Someone in the family gets sick - or dies -  or leaves a marriage - or does something harmful - especially something that hits kids - and we say, “You can’t do that!”

In today’s second reading from the Second Letter of St. Paul to the Thessalonians we hear Paul saying he tried to give good example to the Christian community there. But - but - but…. There are people there who are out of order - people who are not minding their own business - people who are  interfering in the lives of others. Then Paul basically says, “Don’t do that!

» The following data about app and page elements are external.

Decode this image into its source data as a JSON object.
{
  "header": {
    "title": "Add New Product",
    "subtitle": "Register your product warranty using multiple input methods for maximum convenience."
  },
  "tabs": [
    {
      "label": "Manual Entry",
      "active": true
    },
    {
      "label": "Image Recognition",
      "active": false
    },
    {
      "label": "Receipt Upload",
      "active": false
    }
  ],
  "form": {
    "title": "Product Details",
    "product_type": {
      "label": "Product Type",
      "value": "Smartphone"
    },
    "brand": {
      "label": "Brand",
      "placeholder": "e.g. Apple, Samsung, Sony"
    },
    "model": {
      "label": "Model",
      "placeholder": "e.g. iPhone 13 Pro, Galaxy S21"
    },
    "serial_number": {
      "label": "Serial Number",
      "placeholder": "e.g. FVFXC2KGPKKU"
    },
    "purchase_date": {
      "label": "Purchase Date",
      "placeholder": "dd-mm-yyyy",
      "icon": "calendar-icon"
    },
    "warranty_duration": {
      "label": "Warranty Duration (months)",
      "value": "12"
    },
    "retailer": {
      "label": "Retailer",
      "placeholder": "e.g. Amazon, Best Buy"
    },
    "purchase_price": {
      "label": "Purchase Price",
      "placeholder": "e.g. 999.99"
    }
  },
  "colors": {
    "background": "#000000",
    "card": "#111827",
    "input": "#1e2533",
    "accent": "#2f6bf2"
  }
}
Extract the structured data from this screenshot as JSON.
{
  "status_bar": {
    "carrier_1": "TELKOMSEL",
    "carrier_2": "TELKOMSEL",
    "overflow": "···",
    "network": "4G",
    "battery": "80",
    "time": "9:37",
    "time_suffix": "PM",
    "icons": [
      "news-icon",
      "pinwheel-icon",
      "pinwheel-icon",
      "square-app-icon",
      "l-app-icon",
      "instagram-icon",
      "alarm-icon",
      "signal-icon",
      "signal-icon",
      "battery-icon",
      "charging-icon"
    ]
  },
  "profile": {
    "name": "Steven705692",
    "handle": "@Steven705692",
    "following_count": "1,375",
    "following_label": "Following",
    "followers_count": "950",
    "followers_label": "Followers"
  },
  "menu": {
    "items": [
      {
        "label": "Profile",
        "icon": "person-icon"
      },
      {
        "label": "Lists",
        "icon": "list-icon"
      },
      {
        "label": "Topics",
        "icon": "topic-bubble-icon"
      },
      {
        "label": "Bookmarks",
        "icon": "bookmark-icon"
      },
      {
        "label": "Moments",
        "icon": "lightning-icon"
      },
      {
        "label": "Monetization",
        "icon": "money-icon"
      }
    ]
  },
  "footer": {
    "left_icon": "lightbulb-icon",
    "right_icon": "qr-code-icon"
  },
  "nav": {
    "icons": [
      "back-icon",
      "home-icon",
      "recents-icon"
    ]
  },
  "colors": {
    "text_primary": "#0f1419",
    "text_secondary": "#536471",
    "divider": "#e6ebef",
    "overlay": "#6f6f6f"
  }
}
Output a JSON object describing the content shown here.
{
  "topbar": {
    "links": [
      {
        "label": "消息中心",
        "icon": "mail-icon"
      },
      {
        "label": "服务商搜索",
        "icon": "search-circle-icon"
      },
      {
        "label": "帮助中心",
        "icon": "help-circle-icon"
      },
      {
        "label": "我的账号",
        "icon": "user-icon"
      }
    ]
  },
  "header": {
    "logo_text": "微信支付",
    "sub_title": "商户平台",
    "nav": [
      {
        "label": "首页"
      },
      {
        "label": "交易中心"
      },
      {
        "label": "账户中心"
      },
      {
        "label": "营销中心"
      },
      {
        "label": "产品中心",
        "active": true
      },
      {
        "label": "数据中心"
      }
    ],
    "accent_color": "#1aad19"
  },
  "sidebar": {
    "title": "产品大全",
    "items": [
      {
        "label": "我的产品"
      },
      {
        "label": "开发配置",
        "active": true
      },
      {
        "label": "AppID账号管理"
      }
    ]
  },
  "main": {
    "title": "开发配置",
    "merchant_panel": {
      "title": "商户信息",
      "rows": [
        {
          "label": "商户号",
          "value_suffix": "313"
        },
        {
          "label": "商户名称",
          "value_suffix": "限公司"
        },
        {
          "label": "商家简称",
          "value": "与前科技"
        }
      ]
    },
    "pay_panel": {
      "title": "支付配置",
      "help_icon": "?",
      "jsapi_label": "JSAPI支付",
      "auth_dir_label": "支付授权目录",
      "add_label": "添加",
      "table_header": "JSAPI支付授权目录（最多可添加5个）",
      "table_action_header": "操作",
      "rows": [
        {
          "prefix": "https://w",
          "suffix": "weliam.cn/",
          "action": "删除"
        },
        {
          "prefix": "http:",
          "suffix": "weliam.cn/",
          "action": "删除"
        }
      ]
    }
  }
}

Work quietly and eat your own food.” In other words: Stay at your own plate!


We all want solutions and happy endings.

We want to control what’s happening in front of us - and behind us.

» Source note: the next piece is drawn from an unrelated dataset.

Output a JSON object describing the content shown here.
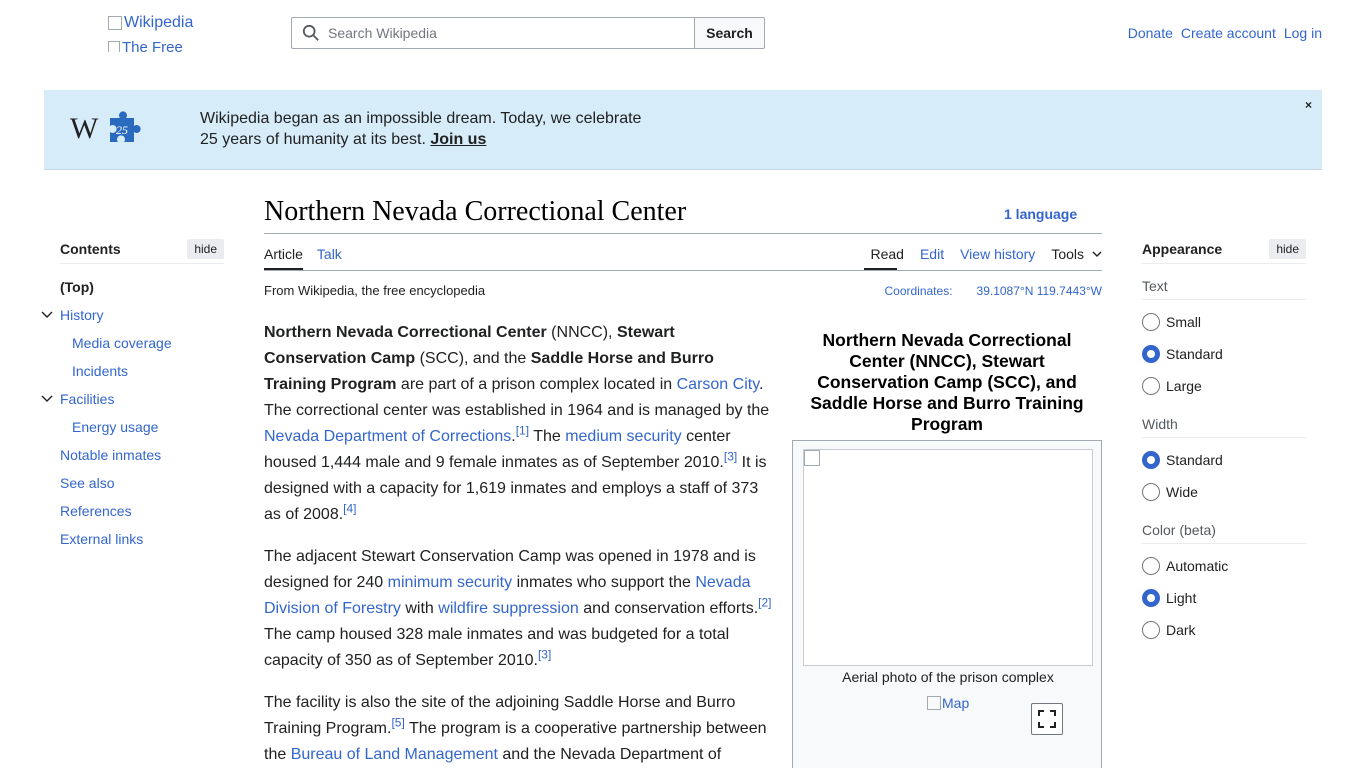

We want people to do what we expect people to do:  be nice, be good, do no harm.

We want the weather and the world to happen the way we would like it to happen.

We want our kids and our neighbors and our spouse to have our assumptions and ways to do things - and make things happen.


Surprise! They don’t.

So what I get out of these end of the year readings is not what happened 2000 or so years ago - but a question: "How do I deal with today - when things don’t go my way?"

I assume we all have our tricks - our ways - our patterns for doing life - when life doesn’t go our way.

We have our little sayings like: “That’s the way the cookie crumbles.”  Or, “Hey, you never know.” Or, “Bummer!”  Or, “I guess this is my way of the cross.”

We have our songs like, “The Gambler” - sung by Kenny Rogers. You got to know when to play them - and when to walk away. You got to know when to speak up and when to shut up. 

Or we have that song by Mary Chapin Carpenter, "The Bug". Sometimes we’re the bat and sometimes we’re the ball; sometimes we’re the bug, and sometimes we’re the windshield. 

Sometimes we’re the dog and sometimes we’re the grass. And you know what dogs do on the grass - and sometimes people don’t clean up and we step in it - and we scream to that unknown person, “Hey, you can’t do that.”

We have our philosophies: “KISS: Keep It Simple Stupid.” Or “I choose to be an optimist when these things happen.” Or “This brings out the best in people, so I’m not going to let it bring out the worst in me.” The Stoics say: “Be stoical about it!”

We have our religions - which deal with this issue - big time.

The Buddhists say: desire is what kills us every time. So kill desire - wanting our way or scenario. Let it go!

The Christian says: “This is the cross!”  And “Lord, give me the strength to carry it.” Or, “Thy will be done.” Or, “Lord, make me an instrument of your peace here!”  Or “God you are the Great Quiet - the Great Powerless One - hanging on a cross, nailed down by others, and you simply said, ‘Father forgive them for they don’t know what they are doing.’" Or we say, "Into your hands O God, I hand over my spirit.”


So we pray. We philosophize. We think. We  walk on. We cry. We say, “Others have it worse.” We trust. We persevere. We try to help others. We try to let it go.

Instead of saying to God, “Hey you can’t do that,” we say, “Lord, help me to do what you do - give it time - and experience. Move me to work towards resurrection on the other side of death and destruction.”

Or we smile and say, “I wonder how many people say of me - when dealing with how I drive, how I handle things, how I do life: ‘Hey! You can’t do that!’”

Quote for Today - Sunday - November 17, 2013

"All my life as an artist I have asked myself: What pushes me continually to make sculpture?  I have found the answer .... art is action against death. It is a denial of death."

Jacques Lipchitz, in Chicago Tribune, June 4, 1967

Sculpture by Jacques Lipchitz